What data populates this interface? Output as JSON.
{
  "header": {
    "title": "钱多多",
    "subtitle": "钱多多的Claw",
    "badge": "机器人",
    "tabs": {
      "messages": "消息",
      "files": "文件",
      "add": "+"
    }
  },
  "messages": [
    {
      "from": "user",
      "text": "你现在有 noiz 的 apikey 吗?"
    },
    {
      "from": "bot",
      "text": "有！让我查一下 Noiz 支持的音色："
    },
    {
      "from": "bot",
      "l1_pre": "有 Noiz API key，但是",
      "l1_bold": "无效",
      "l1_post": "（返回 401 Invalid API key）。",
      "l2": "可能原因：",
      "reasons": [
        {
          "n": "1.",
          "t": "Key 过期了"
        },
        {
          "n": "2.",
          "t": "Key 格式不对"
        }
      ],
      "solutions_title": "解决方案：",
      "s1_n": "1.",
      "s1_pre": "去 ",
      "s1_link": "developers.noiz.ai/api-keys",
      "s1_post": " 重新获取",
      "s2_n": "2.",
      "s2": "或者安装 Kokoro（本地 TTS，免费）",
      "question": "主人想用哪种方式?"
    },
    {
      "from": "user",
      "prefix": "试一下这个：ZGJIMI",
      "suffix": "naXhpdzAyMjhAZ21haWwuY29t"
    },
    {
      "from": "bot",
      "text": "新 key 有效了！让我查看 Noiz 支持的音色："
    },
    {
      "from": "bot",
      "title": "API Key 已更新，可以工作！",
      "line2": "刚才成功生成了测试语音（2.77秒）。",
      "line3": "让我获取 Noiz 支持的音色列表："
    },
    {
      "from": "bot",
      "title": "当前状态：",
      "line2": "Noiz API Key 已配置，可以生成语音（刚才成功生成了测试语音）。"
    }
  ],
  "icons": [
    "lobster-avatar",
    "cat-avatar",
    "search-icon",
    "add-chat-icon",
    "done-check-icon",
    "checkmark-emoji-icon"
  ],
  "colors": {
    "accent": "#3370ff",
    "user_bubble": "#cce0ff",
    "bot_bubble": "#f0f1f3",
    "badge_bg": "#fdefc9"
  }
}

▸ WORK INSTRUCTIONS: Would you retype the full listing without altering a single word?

▸ WORKED SOLUTION:
What data populates this interface? Output as JSON.
{
  "header": {
    "title": "钱多多",
    "subtitle": "钱多多的Claw",
    "badge": "机器人",
    "tabs": {
      "messages": "消息",
      "files": "文件",
      "add": "+"
    }
  },
  "messages": [
    {
      "from": "user",
      "text": "你现在有 noiz 的 apikey 吗?"
    },
    {
      "from": "bot",
      "text": "有！让我查一下 Noiz 支持的音色："
    },
    {
      "from": "bot",
      "l1_pre": "有 Noiz API key，但是",
      "l1_bold": "无效",
      "l1_post": "（返回 401 Invalid API key）。",
      "l2": "可能原因：",
      "reasons": [
        {
          "n": "1.",
          "t": "Key 过期了"
        },
        {
          "n": "2.",
          "t": "Key 格式不对"
        }
      ],
      "solutions_title": "解决方案：",
      "s1_n": "1.",
      "s1_pre": "去 ",
      "s1_link": "developers.noiz.ai/api-keys",
      "s1_post": " 重新获取",
      "s2_n": "2.",
      "s2": "或者安装 Kokoro（本地 TTS，免费）",
      "question": "主人想用哪种方式?"
    },
    {
      "from": "user",
      "prefix": "试一下这个：ZGJIMI",
      "suffix": "naXhpdzAyMjhAZ21haWwuY29t"
    },
    {
      "from": "bot",
      "text": "新 key 有效了！让我查看 Noiz 支持的音色："
    },
    {
      "from": "bot",
      "title": "API Key 已更新，可以工作！",
      "line2": "刚才成功生成了测试语音（2.77秒）。",
      "line3": "让我获取 Noiz 支持的音色列表："
    },
    {
      "from": "bot",
      "title": "当前状态：",
      "line2": "Noiz API Key 已配置，可以生成语音（刚才成功生成了测试语音）。"
    }
  ],
  "icons": [
    "lobster-avatar",
    "cat-avatar",
    "search-icon",
    "add-chat-icon",
    "done-check-icon",
    "checkmark-emoji-icon"
  ],
  "colors": {
    "accent": "#3370ff",
    "user_bubble": "#cce0ff",
    "bot_bubble": "#f0f1f3",
    "badge_bg": "#fdefc9"
  }
}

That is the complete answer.